The red light beam from the strobe is expanded to 10 cm, collimated, and aimed obliquely to provide dark-field illumination. Strobe to camera distance is 1.0 m with the viewing area at 0.5 m. Video data are telemetered to the surface via fiber optic cable and stored, together with time code overlay, using broadcast quality video tape recorders. Abundance is calculated from the video by counting number per field and dividing by the field volume. Full description of the VPR design is given in Davis et al. (1992a,b). (To minimize potential avoidance problems, the gauze recorder box shown in Davis et al. (1992a) has not been incorporated into the VPR, so that the 1.0 m space between cameras and strobe is free of obstructions).
The VPR can be deployed in towed configuration for mapping plankton distributions, or in a fixed position for viewing plankton swimming behaviors in two or three dimensions. The system has been used in both configurations, and deployment on moorings and ROVs has been proposed.

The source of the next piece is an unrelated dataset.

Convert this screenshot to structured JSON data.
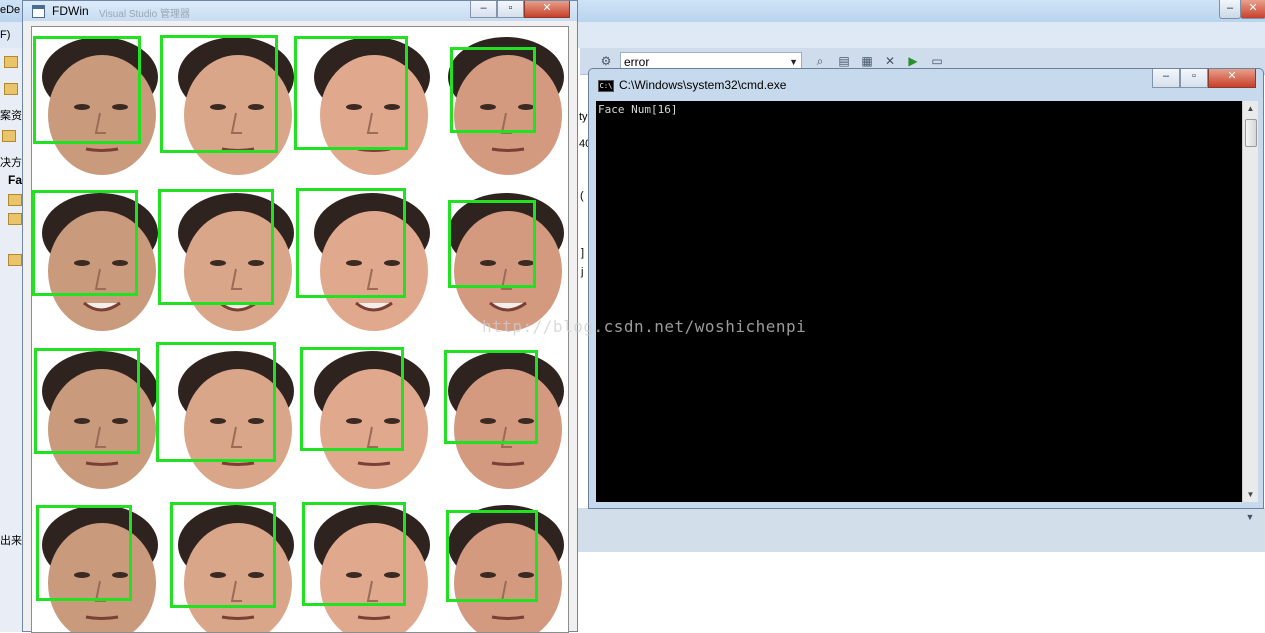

During towing of the VPR, fluid flow is orthogonal to the camera-strobe axis. The VPR has been towed at speeds of 0.5-3 m s-1 in shelf and oceanic waters near Woods Hole providing data on abundance of planktonic taxa over a continuum of scales from micrometers to kilometers (Davis et al. 1992b). Extensive transects (100 km, 14 h deployments at 2 m s-1) have been made across Georges Bank while "towyoing" the instrument between the surface and bottom. Reconfiguring the tow body for towing at speeds up to 5 m s-1 has been proposed. The VPR is currently rated to 300 m, and pressure casings rated to 2000 m are under construction.
In situ observations of zooplankton swimming behaviors have been made at the WHOI dock and the data are currently being analyzed. In addition, the VPR will be deployed on the ROV JASON for two-camera observations of plankton distributions and swimming behaviors in mid-water and near bottom in the vicinity of hydrothermal vent sites (Guaymas Basin, March 1993).
The VPR was designed to minimize disturbance of the sampled volume in order to reduce possible disruption of the imaged particles or detection and avoidance of the sampler by the plankton. Frontal area is much smaller than that of a comparably sized plankton net, and the imaged volume is located along the forward (upstream) edge of the instrument. Red light was used since zooplankton are known to be phototactic but are least sensitive to long wavelengths of light. The large amount of open space between cameras and strobe (1.0 m) minimizes flow disturbance near the viewing area as determined by dye and avoidance studies in a tow tank (C. Davis and L. Haury, unpublished data). In situ observations made in lower magnification cameras revealed that organisms' trajectories, body orientation, and shape remained constant during transit through these windows, indicating lack of flow distortion or escape response.
Examples of planktonic organisms imaged with the VPR are shown in Figure 1. Pattern recognition algorithms are being developed for automated analysis of the VPR images. We presently use an Imaging Technologies Inc. model 151 Image Processor that does real-time (60 fps) frame grabbing, convolutions, edge detection, and outputs the edge coordinates to a host computer. This procedure follows that described by Berman et al. (1990). New image processing algorithms are being developed in collaboration with pattern recognition experts as part of a two-year ONR contract (1/1/93-12/31/94). The goal is to develop a procedure for accurate automated analysis of zooplankton size and taxonomic composition (first to major taxa and ultimately to genus level). Once accurate algorithms are developed, appropriate hardware for real-time analysis will be configured. The automated system then can be used at-sea to provide real-time acquisition of these data. A moored system also has been proposed which will transmit processed images to shore via satellite.
Davis, C. S., S. M. Gallager, M. S. Berman, L. R. Haury, and J. R. Strickler. 1992a. The Video Plankton Recorder (VPR): Design and initial results. Arch. Hydrobiol. Beih. 36: 67-81.
Davis, C. S., S. M. Gallager, and A. R. Solow. 1992b. Microaggregations of oceanic plankton observed by towed video microscopy. Science 257: 230-232.